All these layers have solid security, but they also get passengers from the parking lot to their gate in less than 25 minutes. Now, that is impressive. Sela feels the TSA could move in this direction, but they are on the wrong path. “Even today with the heightened security in North America, they will check your items to death. But they will never look at you, at how you behave. They will never look into your eyes … and that’s how you figure out the bad guys from the good guys.”
Yes, this is profiling, but I think it is the good kind of profiling. Racial profiling = wrong, behavior profiling = right. Sela said, “To us, it doesn’t matter if he’s black, white, young or old. It’s just his behaviour. So what kind of privacy am I really stepping on when I’m doing this?”

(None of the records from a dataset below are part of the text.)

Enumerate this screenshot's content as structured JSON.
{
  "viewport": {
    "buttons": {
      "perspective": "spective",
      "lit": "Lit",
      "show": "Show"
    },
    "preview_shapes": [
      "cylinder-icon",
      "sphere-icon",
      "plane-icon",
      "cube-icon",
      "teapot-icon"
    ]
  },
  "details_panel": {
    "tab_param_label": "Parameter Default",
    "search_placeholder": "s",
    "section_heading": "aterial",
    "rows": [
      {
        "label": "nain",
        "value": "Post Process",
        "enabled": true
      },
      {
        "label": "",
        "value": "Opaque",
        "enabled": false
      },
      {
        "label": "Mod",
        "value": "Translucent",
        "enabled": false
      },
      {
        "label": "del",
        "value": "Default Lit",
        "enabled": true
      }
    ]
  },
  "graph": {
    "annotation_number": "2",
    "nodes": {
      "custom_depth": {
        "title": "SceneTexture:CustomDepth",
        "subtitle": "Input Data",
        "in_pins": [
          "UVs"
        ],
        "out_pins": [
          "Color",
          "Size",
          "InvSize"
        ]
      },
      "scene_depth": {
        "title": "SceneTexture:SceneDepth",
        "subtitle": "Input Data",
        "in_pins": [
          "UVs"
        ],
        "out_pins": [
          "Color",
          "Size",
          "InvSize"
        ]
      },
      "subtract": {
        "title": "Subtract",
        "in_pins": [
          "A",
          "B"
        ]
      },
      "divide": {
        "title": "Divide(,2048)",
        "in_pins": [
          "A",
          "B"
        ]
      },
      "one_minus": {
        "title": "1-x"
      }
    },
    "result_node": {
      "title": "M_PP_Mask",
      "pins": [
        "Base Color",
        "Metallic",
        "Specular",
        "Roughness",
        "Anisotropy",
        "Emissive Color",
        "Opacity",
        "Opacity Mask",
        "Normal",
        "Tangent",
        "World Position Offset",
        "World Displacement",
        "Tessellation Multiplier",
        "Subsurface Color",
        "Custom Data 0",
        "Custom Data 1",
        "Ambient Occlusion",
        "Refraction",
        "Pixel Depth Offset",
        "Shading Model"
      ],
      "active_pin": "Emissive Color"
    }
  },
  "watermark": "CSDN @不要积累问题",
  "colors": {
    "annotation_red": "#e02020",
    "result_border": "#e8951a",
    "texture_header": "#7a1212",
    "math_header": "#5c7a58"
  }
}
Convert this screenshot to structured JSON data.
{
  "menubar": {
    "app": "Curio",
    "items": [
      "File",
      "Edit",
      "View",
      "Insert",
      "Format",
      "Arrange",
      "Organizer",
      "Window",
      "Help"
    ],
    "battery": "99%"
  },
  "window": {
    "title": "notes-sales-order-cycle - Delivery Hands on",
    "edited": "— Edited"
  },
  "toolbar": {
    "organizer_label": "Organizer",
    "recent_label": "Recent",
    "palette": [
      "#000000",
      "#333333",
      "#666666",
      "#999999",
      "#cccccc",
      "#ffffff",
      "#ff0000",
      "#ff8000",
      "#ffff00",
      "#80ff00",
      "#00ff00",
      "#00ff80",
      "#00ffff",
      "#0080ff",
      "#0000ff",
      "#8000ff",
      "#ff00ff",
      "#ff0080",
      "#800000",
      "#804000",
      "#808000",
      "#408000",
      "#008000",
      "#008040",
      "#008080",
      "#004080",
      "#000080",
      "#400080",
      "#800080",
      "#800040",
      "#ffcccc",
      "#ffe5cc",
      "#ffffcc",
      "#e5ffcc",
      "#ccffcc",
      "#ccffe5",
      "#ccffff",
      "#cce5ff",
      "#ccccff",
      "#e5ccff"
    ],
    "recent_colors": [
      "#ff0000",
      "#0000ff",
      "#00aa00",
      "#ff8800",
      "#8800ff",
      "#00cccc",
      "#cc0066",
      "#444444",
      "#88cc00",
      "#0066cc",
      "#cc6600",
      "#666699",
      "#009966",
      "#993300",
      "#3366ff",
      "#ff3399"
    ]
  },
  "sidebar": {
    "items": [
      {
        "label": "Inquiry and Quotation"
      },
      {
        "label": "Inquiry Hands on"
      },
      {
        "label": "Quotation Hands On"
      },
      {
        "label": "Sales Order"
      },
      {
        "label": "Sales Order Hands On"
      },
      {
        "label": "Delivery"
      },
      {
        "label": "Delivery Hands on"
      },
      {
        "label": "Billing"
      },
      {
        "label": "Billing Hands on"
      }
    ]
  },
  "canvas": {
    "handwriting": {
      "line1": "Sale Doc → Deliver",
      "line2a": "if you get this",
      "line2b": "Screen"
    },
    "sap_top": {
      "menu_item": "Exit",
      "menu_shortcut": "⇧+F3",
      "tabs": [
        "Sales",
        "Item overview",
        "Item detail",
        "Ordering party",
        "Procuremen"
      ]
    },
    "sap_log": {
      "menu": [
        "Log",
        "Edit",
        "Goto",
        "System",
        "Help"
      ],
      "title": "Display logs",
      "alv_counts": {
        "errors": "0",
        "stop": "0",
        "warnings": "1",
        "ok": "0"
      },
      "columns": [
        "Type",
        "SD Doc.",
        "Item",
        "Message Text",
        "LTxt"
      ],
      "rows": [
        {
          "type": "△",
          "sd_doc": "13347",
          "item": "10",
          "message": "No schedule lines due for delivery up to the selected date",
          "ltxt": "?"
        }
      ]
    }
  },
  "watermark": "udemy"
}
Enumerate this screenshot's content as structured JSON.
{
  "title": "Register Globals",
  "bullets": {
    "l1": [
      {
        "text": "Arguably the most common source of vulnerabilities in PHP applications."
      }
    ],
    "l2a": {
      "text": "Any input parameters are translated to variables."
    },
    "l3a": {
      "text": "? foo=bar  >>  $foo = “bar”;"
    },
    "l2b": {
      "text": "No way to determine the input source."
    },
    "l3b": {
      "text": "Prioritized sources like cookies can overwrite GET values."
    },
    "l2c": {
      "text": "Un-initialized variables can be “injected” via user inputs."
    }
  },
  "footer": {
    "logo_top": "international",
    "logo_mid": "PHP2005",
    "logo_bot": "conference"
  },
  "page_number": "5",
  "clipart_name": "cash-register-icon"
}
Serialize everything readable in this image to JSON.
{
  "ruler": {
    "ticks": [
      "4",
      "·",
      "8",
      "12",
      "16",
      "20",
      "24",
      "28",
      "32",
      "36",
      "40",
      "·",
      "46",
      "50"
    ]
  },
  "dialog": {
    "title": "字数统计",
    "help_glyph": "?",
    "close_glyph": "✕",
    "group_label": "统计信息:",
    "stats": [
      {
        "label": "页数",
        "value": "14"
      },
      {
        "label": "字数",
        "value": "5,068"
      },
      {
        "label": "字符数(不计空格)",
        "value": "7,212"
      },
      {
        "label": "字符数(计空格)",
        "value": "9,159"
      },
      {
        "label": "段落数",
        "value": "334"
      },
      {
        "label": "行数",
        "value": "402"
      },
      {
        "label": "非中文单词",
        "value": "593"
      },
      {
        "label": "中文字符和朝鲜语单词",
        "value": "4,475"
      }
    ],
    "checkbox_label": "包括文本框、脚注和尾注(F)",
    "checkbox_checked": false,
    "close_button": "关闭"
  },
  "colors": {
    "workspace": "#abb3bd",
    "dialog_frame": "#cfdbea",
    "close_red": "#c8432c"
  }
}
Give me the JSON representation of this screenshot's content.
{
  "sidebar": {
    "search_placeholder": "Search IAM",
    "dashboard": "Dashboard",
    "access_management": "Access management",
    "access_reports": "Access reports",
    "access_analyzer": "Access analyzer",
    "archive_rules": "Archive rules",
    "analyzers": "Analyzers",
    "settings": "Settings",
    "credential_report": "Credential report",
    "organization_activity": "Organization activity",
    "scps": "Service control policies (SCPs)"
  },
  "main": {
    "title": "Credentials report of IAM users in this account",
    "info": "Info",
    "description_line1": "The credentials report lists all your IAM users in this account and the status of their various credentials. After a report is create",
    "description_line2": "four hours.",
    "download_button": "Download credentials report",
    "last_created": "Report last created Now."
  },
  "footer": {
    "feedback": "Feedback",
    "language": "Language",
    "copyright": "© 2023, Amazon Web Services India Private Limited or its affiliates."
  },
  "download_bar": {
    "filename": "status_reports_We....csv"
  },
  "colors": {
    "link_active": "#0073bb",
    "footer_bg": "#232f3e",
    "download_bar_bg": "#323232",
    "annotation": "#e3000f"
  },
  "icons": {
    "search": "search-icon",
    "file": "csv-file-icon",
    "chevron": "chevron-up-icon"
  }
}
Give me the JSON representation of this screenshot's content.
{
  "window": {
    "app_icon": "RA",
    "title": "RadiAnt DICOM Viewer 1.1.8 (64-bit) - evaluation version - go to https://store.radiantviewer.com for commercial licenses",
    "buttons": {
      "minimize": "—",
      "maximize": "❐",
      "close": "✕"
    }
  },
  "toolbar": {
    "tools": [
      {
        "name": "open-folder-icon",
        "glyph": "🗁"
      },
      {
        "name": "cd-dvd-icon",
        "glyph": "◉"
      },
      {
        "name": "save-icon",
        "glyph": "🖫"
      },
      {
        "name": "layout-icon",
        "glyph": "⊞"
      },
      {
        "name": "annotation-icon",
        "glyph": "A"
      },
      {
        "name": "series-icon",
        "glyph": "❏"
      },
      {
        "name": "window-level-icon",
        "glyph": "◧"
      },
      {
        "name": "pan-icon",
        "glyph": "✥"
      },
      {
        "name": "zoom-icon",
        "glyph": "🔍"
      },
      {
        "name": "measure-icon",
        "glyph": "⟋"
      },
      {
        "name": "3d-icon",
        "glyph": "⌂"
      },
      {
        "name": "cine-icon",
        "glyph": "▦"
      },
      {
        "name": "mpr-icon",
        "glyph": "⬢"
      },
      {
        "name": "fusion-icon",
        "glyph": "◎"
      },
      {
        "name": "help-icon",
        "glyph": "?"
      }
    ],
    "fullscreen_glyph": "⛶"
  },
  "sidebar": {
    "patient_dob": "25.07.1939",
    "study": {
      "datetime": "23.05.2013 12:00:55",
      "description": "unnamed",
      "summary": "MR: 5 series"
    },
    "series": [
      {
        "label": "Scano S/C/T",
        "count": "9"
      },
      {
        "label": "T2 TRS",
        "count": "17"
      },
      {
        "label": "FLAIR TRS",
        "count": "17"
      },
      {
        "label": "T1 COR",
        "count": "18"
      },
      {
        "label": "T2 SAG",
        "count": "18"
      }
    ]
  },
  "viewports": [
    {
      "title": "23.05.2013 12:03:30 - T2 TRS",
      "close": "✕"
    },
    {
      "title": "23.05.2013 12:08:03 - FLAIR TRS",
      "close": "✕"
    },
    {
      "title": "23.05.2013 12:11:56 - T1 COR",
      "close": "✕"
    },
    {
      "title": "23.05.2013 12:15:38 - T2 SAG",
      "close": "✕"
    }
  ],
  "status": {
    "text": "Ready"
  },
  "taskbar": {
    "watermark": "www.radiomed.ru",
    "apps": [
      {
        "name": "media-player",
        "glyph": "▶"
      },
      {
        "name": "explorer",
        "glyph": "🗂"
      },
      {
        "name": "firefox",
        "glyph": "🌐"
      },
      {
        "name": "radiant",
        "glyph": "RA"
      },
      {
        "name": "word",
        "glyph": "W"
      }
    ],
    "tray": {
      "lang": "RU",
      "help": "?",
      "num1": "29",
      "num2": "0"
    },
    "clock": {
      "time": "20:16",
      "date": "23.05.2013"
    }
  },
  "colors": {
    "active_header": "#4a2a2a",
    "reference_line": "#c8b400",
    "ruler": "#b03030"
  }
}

Do the Israelis have a good security system? I think so, but I don’t think it could easily be used the exact same way in America. We definitely don’t do well with seeing people with large guns walking around and this system would be vulnerable to racial profiling. I do think looking at behavior profiling would be a better use of resources than spending money on machines that people can skip all together.
Sources: TheStar.com & Vancouver Sun Image: iamxande
connect | web | twitter | facebook |
Image from a body scan
From the beginning I have been against airport body scanners. Not only because of the privacy aspect, but they just don’t work effectively. I have been watching closely the development of the body scanners, which are starting to be used around the world, and problems are already popping up.
Probably the biggest issue is that the body scanners can easily be avoided. Stephen Frischling recently looked how even the very best security is no good, if someone wanting to do harm can just circumvent it.
Kathleen Petrowsky, the Transportation Security Administration’s (TSA) Director at Chicago O’Hare Airport, first stated it would be mandatory for all passengers to be scanned with the body scanners. However, after making that statement, Frishling received a reply from the TSA’s blog team stating, “Imaging technology is optional. No plans to make it mandatory’¦ Anything else you read is incorrect.” Frischling confirmed this with the TSA’s Public Affairs unit that the scanners would be optional. Passengers who do not want to be scanned would be able to have a pat down instead.
Hmm. We are told that pat downs are not affective enough at stopping terrorists; so we need the body scanners, yet they are not required? What would stop someone who wanted to do harm to request a pat down? Not to get too graphic but there are a lot of places someone could hide something they don’t want found. At about $150,000.00 a pop is this really a good investment?
Does this mean I am advocating the body scanners be required? No way! Putting the fact you can avoid them aside, there is still the issue of privacy. JetBlue’s BlueTales blog recently reported about a security agent who made a sexually charged remark about a passenger who accidentally walked through a body scanner at London Heathrow Airport. He stated, “love those gigantic ****” (click here for the actual wording) when the 29 year old female passenger walked through.
The machines are designed well and they do a good job. The weak part are the people. Don’t get me wrong, the majority of TSA workers are great workers and do a wonderful job. But you only need a few people to screw up a whole process. Yes, in America the TSA will be in a remote location reviewing the scanner images so passengers won’t have to hear if they make any inappropriate comments.
I really think it has to do more with security theater than anything else. It costs a lot of money, we are already seeing the privacy issues and it can be avoided all together, so what is the point? If passengers don’t feel safe, they won’t fly. These machines make most passengers feel safe even though in reality they aren’t any safer. Is it more important to spend money on safety you can see or safety that works?
connect | web | twitter | facebook |